You love someone.
You discover that this same someone is just, simply, an awful awful awful human. (Note: This isn’t your average awful; I’m writing about the incomprehensible outliers whose behaviour blows everyone off the charts and leaves every single one of your friends agog. I only have one; hopefully you only have one or none, but never ever more.)
You break up with someone.
You spend your days mind-bending to turn ‘simply, an awful awful human’ into a ‘good guy, but just damaged’. (And again, this isn’t your average human. This is the very seriously terrifying ex – the fraudulent one with aggression issues, violence, abuse, emotional manipulation and fuckery of the first order.)
Sound familiar? Yea. One too many of my girlfriends and me have all been there, friend. Luckily, none of us with more than one of these samples among our cache of other good exes with whom it simply didn’t work out for any number of normal reasons.
Why do so many of us do this? Because – women, especially and almost entirely only – we have been wrongfully socialized to believe that if we love the wrong man, that is a reflection on our character. (This, by the way, extends to an internalization of almost all of the bad behaviour of men.) And, really frankly, working to maintain the myth that someone was worth our love is a lot easier than admitting to a colossal error in judgement. The latter point, it reeks of such arrogance, doesn’t it? The assumption that I would only ever make right judgements of character! What even is this? I am really dumb so often, I struggle to understand how I’ve made it this far in life, y’all.
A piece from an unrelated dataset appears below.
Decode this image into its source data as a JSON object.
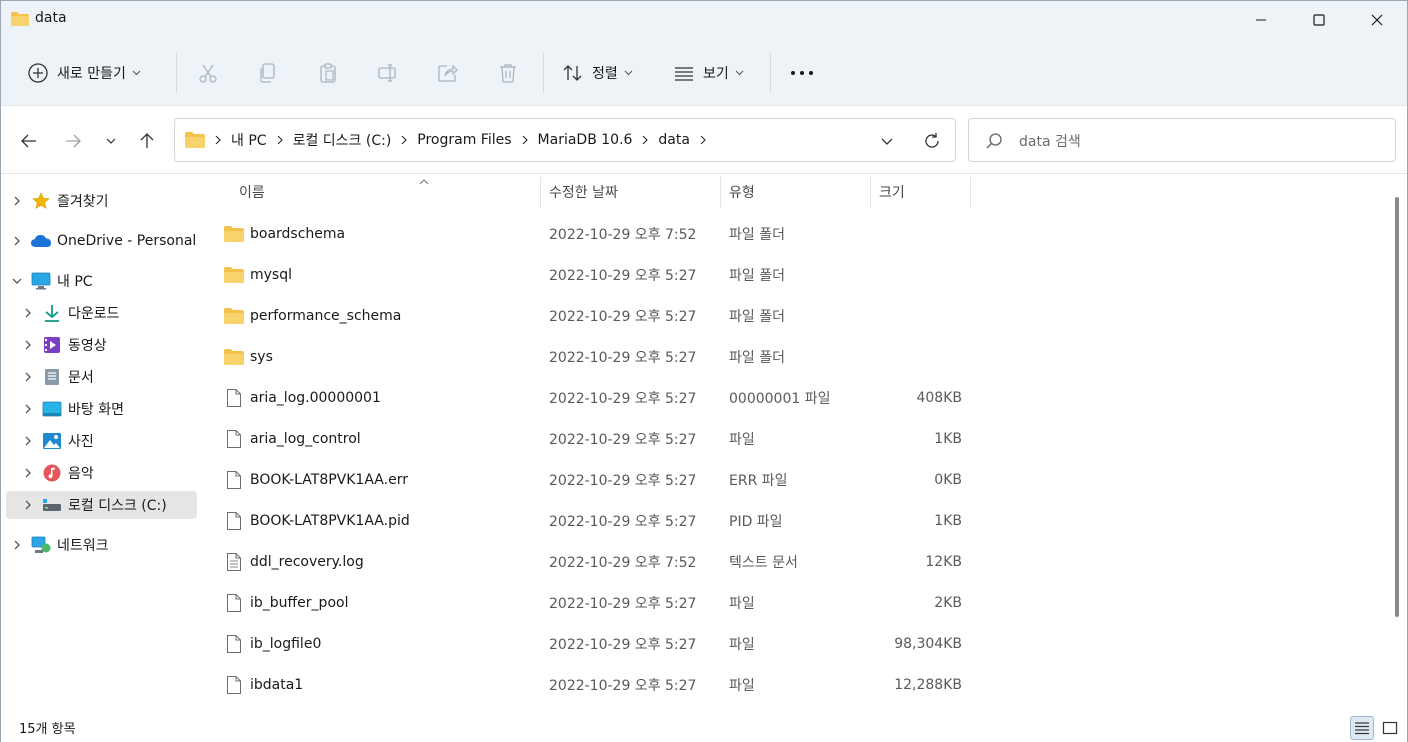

Truth is that we often love the wrong men because they have misrepresented who they are, because we have wanted to see only the best of them (and better), because we were vulnerable and wanted love at any price, even if that price is the breaking apart of us. And after a break-up, to say that you loved such a creature outlier is only to say that you hadn’t kept your guard up, or perhaps you turned an eye one too many times.
Distilled, we don’t love these kinds of people because we are flawed, but rather because we are kinder to them, than to ourselves, and this? This is our error in judgement.
Please don’t misunderstand the above to mean that we don’t need to be careful with, and responsible for our choices, vigilant about what we allow into our lives, but rather it is to say that when we make the wrong choices based on the only information presented to us at that time, we need to be gentle in how we treat ourselves so that when we know better, we goddammed do better. Especially with these outliers who are, inshAllah for all of us, so few and far between.
Next time you end things with a man whose proven that he is one such abusive outlier, and you start doing mental acrobatics to justify loving them, ask yourself if you’re doing it because What does it say about me if I loved this kind of human?
If this is your driver, then ABORT ASAP and recalibrate. (Because who we are is not who we loved; it is how we treated them.) Try this instead: I loved an awful human. That was dumb and fucking deadly to my heart and spirit and I never want to do that again. So, what behaviours did I jam with that allowed me to place myself into that position? I will sticky-note them all over my place so I never do that again.
Let me know how it goes; I imagine a lot more fun that making a lover out of ugly.
PS Remember what I have been writing with every heart-pain – every opportunity to love, even the love of an awful awful outlier, is still and always an opportunity for heart-growth. Make sure you never miss this opportunity ❤️.
Today, I am grateful for:
1. The moon. She was at exactly half her size last night, and an absolute beauty.
2. Employment. Being employed in a position which pays me well enough that I do not need another one to cover my cost of living.
3. My brain. She good.
Ottawa | Day 223 | July 11, 2019